In this modelling study, we used the International Model for Policy Analysis of Agricultural Commodities and Trade to project per capita availability of protein, iron, and zinc in 2050. We used estimated changes in productivity of individual agricultural commodities to model effects on production, trade, prices, and consumption under moderate and high greenhouse gas emission scenarios. Two independent sources of data, which used different methodologies to determine the effect of increased atmospheric CO2 on different key crops, were combined with the modelled food supply results to estimate future nutrient availability.
Although technological change, market responses, and the effects of CO2 fertilisation on yield are projected to increase global availability of dietary protein, iron, and zinc, these increases are moderated by negative effects of climate change affecting productivity and carbon penalties on nutrient content. The carbon nutrient penalty results in decreases in the global availability of dietary protein of 4·1%, iron of 2·8%, and zinc of 2·5% as calculated using one dataset, and decreases in global availability of dietary protein of 2·9%, iron of 3·6%, and zinc of 3·4% using the other dataset. The combined effects of projected increases in atmospheric CO2 (ie, carbon nutrient penalty, CO2 fertilisation, and climate effects on productivity) will decrease growth in the global availability of nutrients by 19·5% for protein, 13·6% for iron, and 14·6% for zinc relative to expected technology and market gains by 2050. The many countries that currently have high levels of nutrient deficiency would continue to be disproportionately affected.
This approach is an improvement in estimating future global food security by simultaneously projecting climate change effects on crop productivity and changes in nutrient content under increased concentrations of CO2, which accounts for a much larger effect on nutrient availability than CO2 fertilisation. Regardless of the scenario used to project future consumption patterns, the net effect of increasing concentrations of atmospheric CO2 will slow progress in decreasing global nutrient deficiencies.
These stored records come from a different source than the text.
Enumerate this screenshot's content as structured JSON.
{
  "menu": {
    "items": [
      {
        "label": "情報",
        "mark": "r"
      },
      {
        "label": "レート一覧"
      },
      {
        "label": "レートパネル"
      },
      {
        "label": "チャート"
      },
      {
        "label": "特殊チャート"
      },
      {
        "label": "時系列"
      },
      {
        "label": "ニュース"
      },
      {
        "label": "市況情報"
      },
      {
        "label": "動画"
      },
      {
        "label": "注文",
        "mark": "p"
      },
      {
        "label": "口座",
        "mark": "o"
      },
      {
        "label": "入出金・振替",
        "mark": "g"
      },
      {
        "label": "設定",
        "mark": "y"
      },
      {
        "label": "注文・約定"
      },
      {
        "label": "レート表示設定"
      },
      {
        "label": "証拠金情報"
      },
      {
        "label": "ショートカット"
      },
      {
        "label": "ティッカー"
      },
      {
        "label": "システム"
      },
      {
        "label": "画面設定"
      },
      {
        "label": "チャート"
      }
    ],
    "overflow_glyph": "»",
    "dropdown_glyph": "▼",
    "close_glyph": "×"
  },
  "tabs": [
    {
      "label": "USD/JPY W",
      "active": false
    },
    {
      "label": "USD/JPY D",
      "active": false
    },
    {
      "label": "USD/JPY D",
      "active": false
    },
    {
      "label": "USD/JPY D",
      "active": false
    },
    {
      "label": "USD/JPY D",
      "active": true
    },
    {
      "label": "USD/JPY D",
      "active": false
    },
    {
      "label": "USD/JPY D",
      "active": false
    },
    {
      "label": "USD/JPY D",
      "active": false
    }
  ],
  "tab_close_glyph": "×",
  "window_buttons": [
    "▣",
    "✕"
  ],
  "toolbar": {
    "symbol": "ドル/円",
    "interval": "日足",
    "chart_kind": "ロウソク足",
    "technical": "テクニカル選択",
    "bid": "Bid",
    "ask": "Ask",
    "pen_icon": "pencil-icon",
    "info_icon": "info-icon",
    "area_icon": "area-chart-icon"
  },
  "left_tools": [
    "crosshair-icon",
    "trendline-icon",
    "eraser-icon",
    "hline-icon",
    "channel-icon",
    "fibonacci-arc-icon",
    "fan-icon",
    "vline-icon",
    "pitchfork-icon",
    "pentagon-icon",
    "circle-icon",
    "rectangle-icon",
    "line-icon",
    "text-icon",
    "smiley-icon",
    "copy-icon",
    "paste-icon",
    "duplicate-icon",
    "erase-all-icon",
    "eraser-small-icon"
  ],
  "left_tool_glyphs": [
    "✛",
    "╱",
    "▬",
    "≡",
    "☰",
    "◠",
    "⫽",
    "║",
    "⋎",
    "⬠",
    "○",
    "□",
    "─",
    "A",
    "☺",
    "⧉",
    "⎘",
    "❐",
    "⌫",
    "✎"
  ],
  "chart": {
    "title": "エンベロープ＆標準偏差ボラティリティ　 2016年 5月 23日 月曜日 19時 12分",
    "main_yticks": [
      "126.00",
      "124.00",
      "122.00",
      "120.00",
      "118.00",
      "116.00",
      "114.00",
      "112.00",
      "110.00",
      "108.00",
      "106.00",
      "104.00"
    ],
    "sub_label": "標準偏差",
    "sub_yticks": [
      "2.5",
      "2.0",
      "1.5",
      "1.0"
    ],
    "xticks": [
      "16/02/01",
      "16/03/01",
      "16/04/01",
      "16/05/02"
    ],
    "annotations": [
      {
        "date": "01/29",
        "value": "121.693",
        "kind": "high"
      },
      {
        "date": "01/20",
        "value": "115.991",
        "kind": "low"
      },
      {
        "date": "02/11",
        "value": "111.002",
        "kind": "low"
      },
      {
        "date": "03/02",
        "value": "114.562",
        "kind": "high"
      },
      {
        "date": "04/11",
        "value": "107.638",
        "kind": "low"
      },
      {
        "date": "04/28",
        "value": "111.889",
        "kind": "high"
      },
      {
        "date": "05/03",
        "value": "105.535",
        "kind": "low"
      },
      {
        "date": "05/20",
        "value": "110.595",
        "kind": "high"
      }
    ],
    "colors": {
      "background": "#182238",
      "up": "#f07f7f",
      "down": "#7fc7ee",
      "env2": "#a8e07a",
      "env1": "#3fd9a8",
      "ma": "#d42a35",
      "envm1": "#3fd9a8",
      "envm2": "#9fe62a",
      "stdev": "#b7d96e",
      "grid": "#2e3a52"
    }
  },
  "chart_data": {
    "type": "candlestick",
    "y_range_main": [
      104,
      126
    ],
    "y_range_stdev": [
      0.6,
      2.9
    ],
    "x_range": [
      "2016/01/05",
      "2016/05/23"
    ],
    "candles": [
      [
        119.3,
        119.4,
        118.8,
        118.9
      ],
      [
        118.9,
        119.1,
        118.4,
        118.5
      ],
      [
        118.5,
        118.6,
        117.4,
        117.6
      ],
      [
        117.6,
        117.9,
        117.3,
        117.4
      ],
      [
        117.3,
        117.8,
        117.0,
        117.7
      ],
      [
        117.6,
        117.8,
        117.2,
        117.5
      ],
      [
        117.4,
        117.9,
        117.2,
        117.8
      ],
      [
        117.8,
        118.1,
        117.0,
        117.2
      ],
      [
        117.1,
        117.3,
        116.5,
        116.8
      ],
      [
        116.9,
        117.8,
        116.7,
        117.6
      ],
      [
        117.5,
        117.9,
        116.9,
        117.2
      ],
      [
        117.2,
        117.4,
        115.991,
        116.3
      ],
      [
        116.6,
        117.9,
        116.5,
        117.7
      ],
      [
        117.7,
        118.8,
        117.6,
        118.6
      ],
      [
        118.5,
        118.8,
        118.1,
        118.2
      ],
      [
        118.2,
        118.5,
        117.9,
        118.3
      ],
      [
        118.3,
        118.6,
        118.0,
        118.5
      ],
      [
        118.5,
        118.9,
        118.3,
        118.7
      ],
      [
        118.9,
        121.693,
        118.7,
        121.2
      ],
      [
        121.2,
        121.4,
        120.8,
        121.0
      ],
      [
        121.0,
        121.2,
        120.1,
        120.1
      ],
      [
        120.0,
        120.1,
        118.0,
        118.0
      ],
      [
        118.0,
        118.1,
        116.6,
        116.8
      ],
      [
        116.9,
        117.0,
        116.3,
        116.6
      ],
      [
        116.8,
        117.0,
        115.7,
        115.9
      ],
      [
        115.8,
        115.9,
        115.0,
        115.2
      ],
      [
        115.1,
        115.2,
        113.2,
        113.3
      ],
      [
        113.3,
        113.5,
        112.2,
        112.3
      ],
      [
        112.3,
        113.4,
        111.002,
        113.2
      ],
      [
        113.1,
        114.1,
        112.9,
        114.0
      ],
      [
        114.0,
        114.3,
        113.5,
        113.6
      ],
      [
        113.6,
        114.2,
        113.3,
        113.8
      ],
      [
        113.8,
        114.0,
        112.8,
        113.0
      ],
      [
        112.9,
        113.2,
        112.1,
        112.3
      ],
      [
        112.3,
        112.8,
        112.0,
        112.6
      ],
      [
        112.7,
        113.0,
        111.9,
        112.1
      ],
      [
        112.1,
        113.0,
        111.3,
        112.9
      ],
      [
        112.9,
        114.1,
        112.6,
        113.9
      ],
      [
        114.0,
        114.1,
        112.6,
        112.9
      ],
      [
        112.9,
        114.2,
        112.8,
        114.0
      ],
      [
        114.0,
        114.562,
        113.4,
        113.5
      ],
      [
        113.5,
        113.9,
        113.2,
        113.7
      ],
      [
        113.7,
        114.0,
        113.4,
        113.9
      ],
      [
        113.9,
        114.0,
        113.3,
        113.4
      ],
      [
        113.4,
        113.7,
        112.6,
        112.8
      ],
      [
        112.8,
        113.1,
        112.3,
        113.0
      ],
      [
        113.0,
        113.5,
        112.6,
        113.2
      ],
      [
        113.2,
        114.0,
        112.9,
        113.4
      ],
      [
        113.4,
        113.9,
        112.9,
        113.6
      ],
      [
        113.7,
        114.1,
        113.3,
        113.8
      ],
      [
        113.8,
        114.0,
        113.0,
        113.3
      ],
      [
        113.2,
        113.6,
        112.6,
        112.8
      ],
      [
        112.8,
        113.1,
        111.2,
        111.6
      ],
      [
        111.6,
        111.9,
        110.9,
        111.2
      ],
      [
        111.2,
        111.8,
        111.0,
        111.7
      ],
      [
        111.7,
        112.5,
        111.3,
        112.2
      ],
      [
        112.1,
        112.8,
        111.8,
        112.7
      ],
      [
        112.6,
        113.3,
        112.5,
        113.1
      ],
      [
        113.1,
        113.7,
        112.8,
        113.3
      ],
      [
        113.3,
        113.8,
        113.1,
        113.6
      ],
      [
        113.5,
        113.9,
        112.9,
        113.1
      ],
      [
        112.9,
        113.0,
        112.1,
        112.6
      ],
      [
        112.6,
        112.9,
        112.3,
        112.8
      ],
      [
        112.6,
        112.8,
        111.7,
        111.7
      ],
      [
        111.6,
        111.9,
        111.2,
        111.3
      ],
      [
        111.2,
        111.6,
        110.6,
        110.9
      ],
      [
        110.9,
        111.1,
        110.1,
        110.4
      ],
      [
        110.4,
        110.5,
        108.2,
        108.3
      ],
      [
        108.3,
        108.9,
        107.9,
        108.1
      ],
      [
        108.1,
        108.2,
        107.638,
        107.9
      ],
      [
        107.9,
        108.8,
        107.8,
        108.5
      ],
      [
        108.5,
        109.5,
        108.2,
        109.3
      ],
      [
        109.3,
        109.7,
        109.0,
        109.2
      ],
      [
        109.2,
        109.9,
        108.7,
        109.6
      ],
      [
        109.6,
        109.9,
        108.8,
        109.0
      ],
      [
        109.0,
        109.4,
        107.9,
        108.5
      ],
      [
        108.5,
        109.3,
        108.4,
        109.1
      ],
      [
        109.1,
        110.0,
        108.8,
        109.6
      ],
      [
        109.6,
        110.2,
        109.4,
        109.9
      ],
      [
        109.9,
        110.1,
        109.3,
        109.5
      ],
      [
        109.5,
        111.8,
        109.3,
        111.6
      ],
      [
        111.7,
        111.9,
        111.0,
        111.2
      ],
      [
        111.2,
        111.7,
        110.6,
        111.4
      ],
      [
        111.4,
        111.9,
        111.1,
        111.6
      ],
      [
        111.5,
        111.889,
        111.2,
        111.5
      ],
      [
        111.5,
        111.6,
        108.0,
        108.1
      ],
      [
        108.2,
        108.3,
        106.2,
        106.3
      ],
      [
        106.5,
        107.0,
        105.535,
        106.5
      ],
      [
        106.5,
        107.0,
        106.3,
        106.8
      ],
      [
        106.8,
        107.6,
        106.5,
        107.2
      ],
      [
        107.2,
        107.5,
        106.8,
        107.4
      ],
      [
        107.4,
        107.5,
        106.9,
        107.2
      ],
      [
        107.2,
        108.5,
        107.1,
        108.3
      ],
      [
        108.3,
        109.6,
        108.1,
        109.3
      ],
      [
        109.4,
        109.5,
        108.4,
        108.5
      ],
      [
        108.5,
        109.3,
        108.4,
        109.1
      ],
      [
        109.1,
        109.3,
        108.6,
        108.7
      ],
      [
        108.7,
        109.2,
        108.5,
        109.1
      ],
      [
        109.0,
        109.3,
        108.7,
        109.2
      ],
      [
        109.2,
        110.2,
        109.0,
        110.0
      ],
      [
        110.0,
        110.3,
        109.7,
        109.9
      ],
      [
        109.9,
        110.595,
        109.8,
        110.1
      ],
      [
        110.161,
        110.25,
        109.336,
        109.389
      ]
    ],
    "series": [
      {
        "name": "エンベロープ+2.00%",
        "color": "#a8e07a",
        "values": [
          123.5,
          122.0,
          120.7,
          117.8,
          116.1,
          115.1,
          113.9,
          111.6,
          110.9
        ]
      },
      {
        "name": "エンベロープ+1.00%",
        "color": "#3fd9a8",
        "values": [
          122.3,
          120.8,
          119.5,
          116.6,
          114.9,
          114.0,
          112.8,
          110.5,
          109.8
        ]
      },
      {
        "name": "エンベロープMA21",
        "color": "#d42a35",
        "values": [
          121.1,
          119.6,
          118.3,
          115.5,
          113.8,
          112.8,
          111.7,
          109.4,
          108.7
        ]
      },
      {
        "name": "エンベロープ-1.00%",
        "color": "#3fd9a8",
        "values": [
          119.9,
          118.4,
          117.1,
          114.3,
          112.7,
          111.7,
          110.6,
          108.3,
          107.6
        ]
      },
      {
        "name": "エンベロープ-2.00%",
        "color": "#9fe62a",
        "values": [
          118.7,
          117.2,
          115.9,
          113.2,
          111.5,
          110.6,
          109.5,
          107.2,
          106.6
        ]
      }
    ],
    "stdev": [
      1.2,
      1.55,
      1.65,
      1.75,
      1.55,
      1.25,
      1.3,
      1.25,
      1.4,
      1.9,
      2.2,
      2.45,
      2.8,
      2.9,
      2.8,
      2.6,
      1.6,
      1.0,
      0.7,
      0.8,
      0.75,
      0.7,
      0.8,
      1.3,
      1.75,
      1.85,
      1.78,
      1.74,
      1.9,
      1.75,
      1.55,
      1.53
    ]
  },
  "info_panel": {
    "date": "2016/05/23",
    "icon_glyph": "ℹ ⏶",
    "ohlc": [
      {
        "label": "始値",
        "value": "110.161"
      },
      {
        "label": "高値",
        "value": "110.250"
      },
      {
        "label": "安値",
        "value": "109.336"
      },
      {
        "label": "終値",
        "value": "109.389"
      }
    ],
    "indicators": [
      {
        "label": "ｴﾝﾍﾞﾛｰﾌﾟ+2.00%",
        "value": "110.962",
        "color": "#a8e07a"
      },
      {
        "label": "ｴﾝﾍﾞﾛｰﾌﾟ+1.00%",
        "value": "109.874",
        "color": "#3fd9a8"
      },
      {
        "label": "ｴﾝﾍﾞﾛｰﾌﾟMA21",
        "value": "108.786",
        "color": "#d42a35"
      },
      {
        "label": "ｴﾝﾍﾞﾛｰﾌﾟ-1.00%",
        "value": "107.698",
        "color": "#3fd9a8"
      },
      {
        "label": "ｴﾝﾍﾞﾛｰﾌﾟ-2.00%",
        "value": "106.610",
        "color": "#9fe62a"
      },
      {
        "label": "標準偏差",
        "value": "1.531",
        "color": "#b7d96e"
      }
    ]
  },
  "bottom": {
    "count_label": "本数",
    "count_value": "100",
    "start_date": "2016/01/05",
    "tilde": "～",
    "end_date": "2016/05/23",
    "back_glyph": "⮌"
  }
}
US Environmental Protection Agency, Consultative Group on International Agricultural Research (CIGAR) Research Program on Policies, Institutions and Markets (PIM), and the CGIAR Research Program on Climate Change and Food Security (CCAFS).